Building Teen’s Social Skills with Friends
By adolescence, the time spent with peers is greater than the time spent with adults, including parents. Friendships are very important to teens. As they prepare to pull away from their parents, youth need the acceptance and support of their friends. In addition to offering general companionship, adolescent friendships help teens develop conflict resolution skills and provide stability during transitions as they have someone who is going through the same situations. Adolescents with good friends have higher academic achievement and self esteem, and they are less likely to drop out of school or get involved in risky behaviors.
Social skills are important to the development of youth. Less socially successful children can be aggressive, impatient, critical, demanding, or bossy. They may talk too much or not at all.
Children who are socially successful have certain skills:
- They know how to break the ice. They are comfortable introducing themselves or inviting someone to join them in an activity.
- They manage conflict well. They find ways to compromise, while standing up for themselves against unreasonable demands.
- They express interest in their friends. They listen, make eye contact, talk, and offer help.
Improving Your Teen’s Social Skills
While social skills aren’t taught in a classroom, parents can improve their child’s social skills with the following techniques:
- Set limits and ground rules. Well-behaved children are more likely to make good friends.
- Role model being a good friend to others.
- Encourage participation in new groups. Getting involved in activities is a great way to meet people with similar interests.
- Gently point out behavior or attitudes that may turn potential friends away. Remind him or her of the importance of a friendly smile and eye contact.
- Talk to your child about what qualities a good friend possesses. True friends are honest, supportive, trustworthy, caring, a good listener, loyal, and forgiving. Your teen should expect this type of treatment from their friends and offer the same treatment to their friends.
- Occasionally include your teen’s friends in family outings or game nights.
As you probably know, teenagers are on an emotional roller coaster. They can overreact, be moody, and sometimes be difficult to be around, all of which can cause bumps in their friendships. Do not be surprised that adolescents experience drama in their interactions that would be unheard of in the adult world. When your child’s relationships get volatile, the key is help your teen deal responsibly with her emotions (i.e. expressing her feelings rather than taking an action of revenge). Encourage your teen to understand the problem from the friend’s point of view and brainstorm possible solutions.
Signs of Pitfalls
Unfortunately, your teen can become involved in a toxic friendship without even realizing it. Be sure to inform your child that true friends will make them feel good about themselves. If your teen becomes involved with someone who teases, belittles, gossips about, competes with, tries to control, and/or lies to your child, advise them about “frenemies” and help them distance themselves from that relationship. If this is your situation, please read our previous blog: Teenage Frenemies.

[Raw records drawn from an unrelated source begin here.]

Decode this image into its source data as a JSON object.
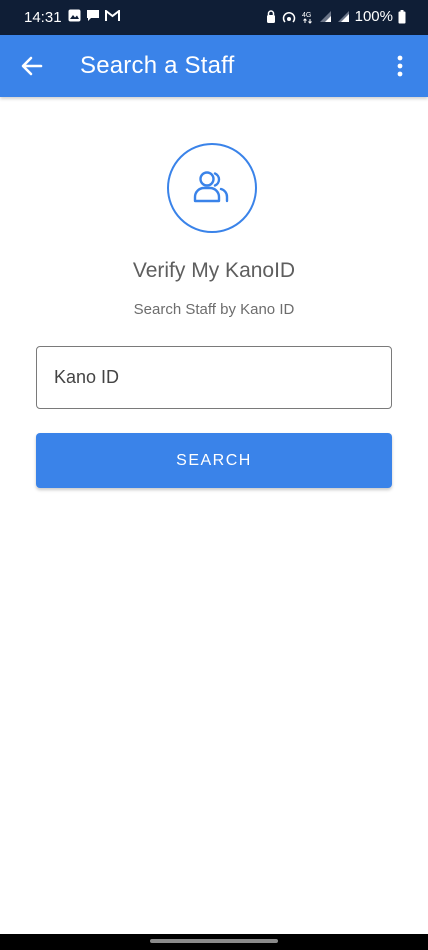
{
  "status_bar": {
    "time": "14:31",
    "battery": "100%"
  },
  "appbar": {
    "title": "Search a Staff",
    "background": "#3a83e9"
  },
  "icons": {
    "back": "arrow-left-icon",
    "menu": "more-vert-icon",
    "avatar": "users-icon"
  },
  "main": {
    "heading": "Verify My KanoID",
    "subheading": "Search Staff by Kano ID",
    "input": {
      "placeholder": "Kano ID",
      "value": ""
    },
    "search_label": "SEARCH"
  },
  "colors": {
    "accent": "#3a83e9",
    "status_bar": "#0f1e36"
  }
}
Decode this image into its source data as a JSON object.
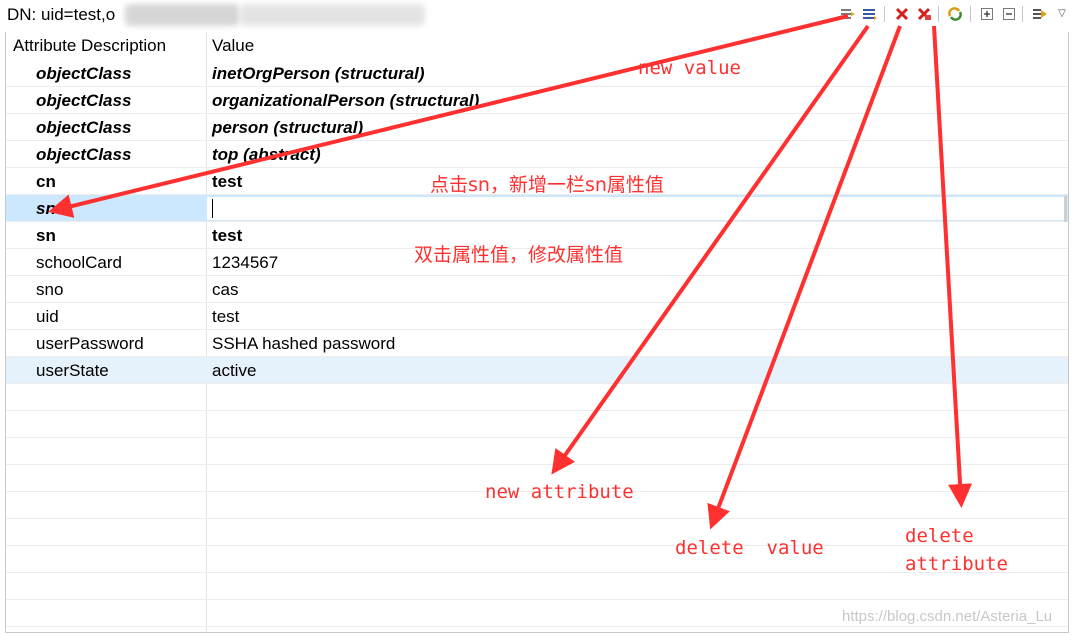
{
  "header": {
    "dn_text": "DN: uid=test,o"
  },
  "toolbar": {
    "icons": [
      "new-value-icon",
      "new-attribute-icon",
      "delete-value-icon",
      "delete-attribute-icon",
      "refresh-icon",
      "expand-all-icon",
      "collapse-all-icon",
      "open-menu-icon",
      "view-menu-chevron-icon"
    ]
  },
  "table": {
    "columns": [
      "Attribute Description",
      "Value"
    ],
    "rows": [
      {
        "attr": "objectClass",
        "value": "inetOrgPerson (structural)",
        "style": "bi"
      },
      {
        "attr": "objectClass",
        "value": "organizationalPerson (structural)",
        "style": "bi"
      },
      {
        "attr": "objectClass",
        "value": "person (structural)",
        "style": "bi"
      },
      {
        "attr": "objectClass",
        "value": "top (abstract)",
        "style": "bi"
      },
      {
        "attr": "cn",
        "value": "test",
        "style": "b"
      },
      {
        "attr": "sn",
        "value": "",
        "style": "editing"
      },
      {
        "attr": "sn",
        "value": "test",
        "style": "b"
      },
      {
        "attr": "schoolCard",
        "value": "1234567",
        "style": ""
      },
      {
        "attr": "sno",
        "value": "cas",
        "style": ""
      },
      {
        "attr": "uid",
        "value": "test",
        "style": ""
      },
      {
        "attr": "userPassword",
        "value": "SSHA hashed password",
        "style": ""
      },
      {
        "attr": "userState",
        "value": "active",
        "style": ""
      }
    ]
  },
  "annotations": {
    "new_value": "new value",
    "click_sn": "点击sn，新增一栏sn属性值",
    "double_click": "双击属性值，修改属性值",
    "new_attribute": "new attribute",
    "delete_value": "delete  value",
    "delete_attribute_1": "delete",
    "delete_attribute_2": "attribute",
    "color": "#ff3030"
  },
  "watermark": "https://blog.csdn.net/Asteria_Lu"
}
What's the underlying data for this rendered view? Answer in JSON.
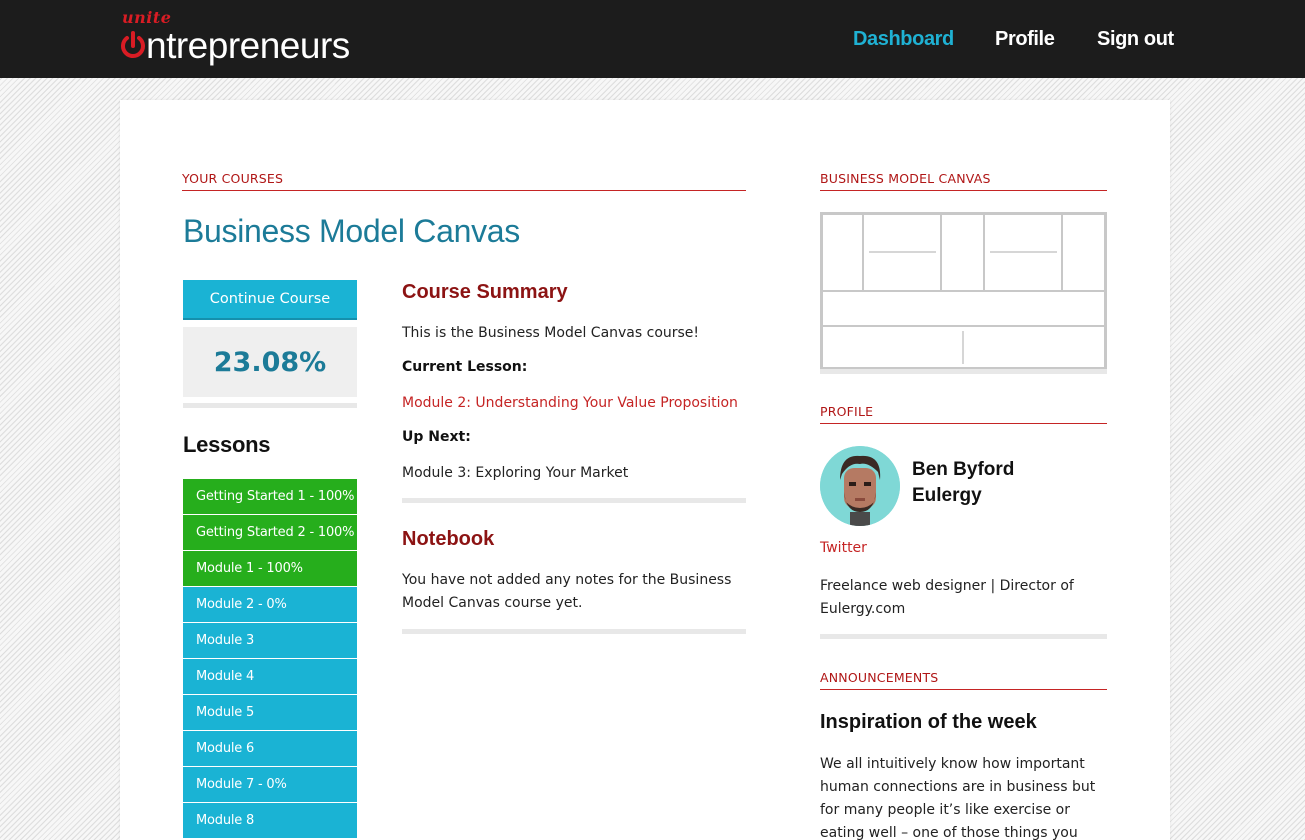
{
  "header": {
    "logo_small": "unite",
    "logo_word": "ntrepreneurs",
    "nav": {
      "dashboard": "Dashboard",
      "profile": "Profile",
      "signout": "Sign out"
    }
  },
  "courses": {
    "section_label": "YOUR COURSES",
    "title": "Business Model Canvas",
    "continue_label": "Continue Course",
    "progress_text": "23.08%",
    "progress_value": 23.08
  },
  "lessons": {
    "heading": "Lessons",
    "items": [
      {
        "label": "Getting Started 1 - 100%",
        "status": "done"
      },
      {
        "label": "Getting Started 2 - 100%",
        "status": "done"
      },
      {
        "label": "Module 1 - 100%",
        "status": "done"
      },
      {
        "label": "Module 2 - 0%",
        "status": "todo"
      },
      {
        "label": "Module 3",
        "status": "todo"
      },
      {
        "label": "Module 4",
        "status": "todo"
      },
      {
        "label": "Module 5",
        "status": "todo"
      },
      {
        "label": "Module 6",
        "status": "todo"
      },
      {
        "label": "Module 7 - 0%",
        "status": "todo"
      },
      {
        "label": "Module 8",
        "status": "todo"
      }
    ]
  },
  "summary": {
    "heading": "Course Summary",
    "intro": "This is the Business Model Canvas course!",
    "current_label": "Current Lesson:",
    "current_link": "Module 2: Understanding Your Value Proposition",
    "next_label": "Up Next:",
    "next_text": "Module 3: Exploring Your Market"
  },
  "notebook": {
    "heading": "Notebook",
    "text": "You have not added any notes for the Business Model Canvas course yet."
  },
  "sidebar": {
    "canvas_label": "BUSINESS MODEL CANVAS",
    "profile_label": "PROFILE",
    "profile_name": "Ben Byford",
    "profile_company": "Eulergy",
    "twitter_link": "Twitter",
    "bio": "Freelance web designer | Director of Eulergy.com",
    "announcements_label": "ANNOUNCEMENTS",
    "announcement_title": "Inspiration of the week",
    "announcement_text": "We all intuitively know how important human connections are in business but for many people it’s like exercise or eating well – one of those things you keep"
  },
  "colors": {
    "accent_teal": "#1ab3d4",
    "done_green": "#26ae1c",
    "brand_red": "#c52424",
    "title_blue": "#1c7b98",
    "heading_maroon": "#8c1313"
  },
  "icons": {
    "logo_power": "power-icon"
  }
}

Healthy friendships are a joy and vitally important during adolescence. However, while parents may want their teen to have those healthy relationships, they should also encourage their child to have a mind of their own. This will help them successfully navigate peer pressure and manage conflict. Be careful that you don’t push your teen to join a certain group of friends, or take part in certain “cool” activities, because you think they will be happier. Instead, teach your child that it is okay for friends to disagree or have different interests, beliefs, or tastes in clothing, music, and hobbies. Encourage teens to seek their own path and find friends that respect their individuality and are nice to be around.